the fiscal cliff comes. lawmakers now have less than a month to compromise and to avoid a year-end deadline that would trigger massive spending cuts and tax hikes for just about everybody. behind-the-scenes negotiations at a stalemate. both sides went public yesterday on the sunday morning shows to make their cases. treasury secretary tim geithner predicted republicans would eventually come around to accept a tax increase on the highest earners. >> you think we'll get a deal by the end of the year? >> i do. i do. the only thing standing in the way of that would be a refusal by republicans to accept that rates are going to have to go up on the wealthiest americans. and i don't really see them doing that. >> if the republicans say sorry, no way are we going to raise rates on the wealthy, you guys are willing to go off the fiscal cliff? >> if republicans are not willing to let rates go back up, and we think they should go back to the clinton levels, a time when the american economy is doing exceptionally well, then there will not be an agreement. >> but house speaker john bigger is digging in

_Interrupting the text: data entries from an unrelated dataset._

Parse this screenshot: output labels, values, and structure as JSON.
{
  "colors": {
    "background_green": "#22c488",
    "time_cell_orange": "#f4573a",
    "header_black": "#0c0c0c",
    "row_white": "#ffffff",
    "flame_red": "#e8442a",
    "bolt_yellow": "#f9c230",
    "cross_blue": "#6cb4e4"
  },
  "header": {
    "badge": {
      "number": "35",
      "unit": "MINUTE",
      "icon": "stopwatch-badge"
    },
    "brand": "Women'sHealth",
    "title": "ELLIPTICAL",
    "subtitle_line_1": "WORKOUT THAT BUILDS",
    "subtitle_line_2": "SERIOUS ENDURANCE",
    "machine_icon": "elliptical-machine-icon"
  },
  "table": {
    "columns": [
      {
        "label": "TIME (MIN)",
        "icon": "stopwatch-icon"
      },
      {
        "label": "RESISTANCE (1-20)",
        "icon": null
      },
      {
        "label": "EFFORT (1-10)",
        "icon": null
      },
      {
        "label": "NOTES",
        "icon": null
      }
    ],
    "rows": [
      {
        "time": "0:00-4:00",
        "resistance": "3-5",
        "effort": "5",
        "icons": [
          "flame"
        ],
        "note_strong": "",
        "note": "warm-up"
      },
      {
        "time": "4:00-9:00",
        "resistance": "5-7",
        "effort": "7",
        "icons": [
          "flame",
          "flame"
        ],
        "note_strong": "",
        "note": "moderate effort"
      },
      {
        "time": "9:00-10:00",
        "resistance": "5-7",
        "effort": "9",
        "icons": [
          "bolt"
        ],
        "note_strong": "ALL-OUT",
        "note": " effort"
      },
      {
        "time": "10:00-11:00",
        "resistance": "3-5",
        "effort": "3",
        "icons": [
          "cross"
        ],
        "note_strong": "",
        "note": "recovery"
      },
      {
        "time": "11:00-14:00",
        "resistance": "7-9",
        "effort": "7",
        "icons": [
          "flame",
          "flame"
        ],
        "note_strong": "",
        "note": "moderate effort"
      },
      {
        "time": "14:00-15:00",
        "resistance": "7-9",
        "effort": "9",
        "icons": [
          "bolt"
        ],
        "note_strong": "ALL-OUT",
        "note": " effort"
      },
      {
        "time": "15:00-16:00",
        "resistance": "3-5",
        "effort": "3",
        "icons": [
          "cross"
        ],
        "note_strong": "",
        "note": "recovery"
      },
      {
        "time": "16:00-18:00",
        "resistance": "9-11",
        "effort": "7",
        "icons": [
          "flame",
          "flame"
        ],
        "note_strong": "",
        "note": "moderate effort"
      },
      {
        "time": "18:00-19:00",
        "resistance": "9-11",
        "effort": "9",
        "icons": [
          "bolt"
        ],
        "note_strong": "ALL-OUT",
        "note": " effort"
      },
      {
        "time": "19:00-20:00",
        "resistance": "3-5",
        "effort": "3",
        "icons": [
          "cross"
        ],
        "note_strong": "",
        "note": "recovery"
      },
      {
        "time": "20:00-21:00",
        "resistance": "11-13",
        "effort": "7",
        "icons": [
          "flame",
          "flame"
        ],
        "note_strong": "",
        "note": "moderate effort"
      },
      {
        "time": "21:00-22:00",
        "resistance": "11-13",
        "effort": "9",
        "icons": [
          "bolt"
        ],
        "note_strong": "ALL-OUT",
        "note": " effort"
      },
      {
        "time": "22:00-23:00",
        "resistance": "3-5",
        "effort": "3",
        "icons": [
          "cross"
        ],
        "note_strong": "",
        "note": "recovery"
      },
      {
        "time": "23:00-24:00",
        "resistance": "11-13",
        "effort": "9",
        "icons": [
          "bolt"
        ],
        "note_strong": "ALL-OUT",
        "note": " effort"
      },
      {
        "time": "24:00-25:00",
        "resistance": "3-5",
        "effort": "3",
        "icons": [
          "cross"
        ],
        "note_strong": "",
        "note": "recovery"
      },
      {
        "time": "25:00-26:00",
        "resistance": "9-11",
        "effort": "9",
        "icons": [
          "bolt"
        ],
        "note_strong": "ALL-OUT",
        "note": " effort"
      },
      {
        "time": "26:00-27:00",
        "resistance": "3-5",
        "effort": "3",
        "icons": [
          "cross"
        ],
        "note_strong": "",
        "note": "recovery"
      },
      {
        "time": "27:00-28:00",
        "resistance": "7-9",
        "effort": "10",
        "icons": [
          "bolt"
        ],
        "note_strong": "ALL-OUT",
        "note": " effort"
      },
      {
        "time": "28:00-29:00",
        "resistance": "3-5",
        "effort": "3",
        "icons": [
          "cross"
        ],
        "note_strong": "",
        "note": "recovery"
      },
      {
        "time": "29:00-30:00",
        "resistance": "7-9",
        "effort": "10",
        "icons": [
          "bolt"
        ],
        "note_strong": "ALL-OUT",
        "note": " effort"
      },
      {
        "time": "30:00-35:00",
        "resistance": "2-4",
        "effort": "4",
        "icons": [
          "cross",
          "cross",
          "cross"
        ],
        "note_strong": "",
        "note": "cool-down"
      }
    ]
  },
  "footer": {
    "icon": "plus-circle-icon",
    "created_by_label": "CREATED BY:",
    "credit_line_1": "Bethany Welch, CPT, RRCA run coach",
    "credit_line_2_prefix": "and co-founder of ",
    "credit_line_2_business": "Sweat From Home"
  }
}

's taking his fiscal cliff case on the road. you're watching "hardball," the place for politics. suddenly, she does something unexpected and you see the woman you fell in love with. she's everything to you. but your erectile dysfunction - that could be a question of blood flow. cialis tadalafil for daily use helps you be ready anytime the moment's right. you can be more confident in your ability to be ready. and the same cialis is the only daily ed tablet approved to treat ed and symptoms of bph, like needing to go frequently or urgently. tell your doctor about all your medical conditions and medications, and ask if your heart is healthy enough for sexual activity. do not take cialis if you take nitrates for chest pain, as this may cause an unsafe drop in blood pressure. do not drink alcohol in excess with cialis. side effects may include headache, upset stomach, delayed backache or muscle ache. to avoid long-term injury, seek immediate medical help for an erection lasting more than four hours. if you have any sudden decrease or loss in hearing or vision, or if you have any allergic react
Search Results 0 to 9 of about 10 (some duplicates have been removed)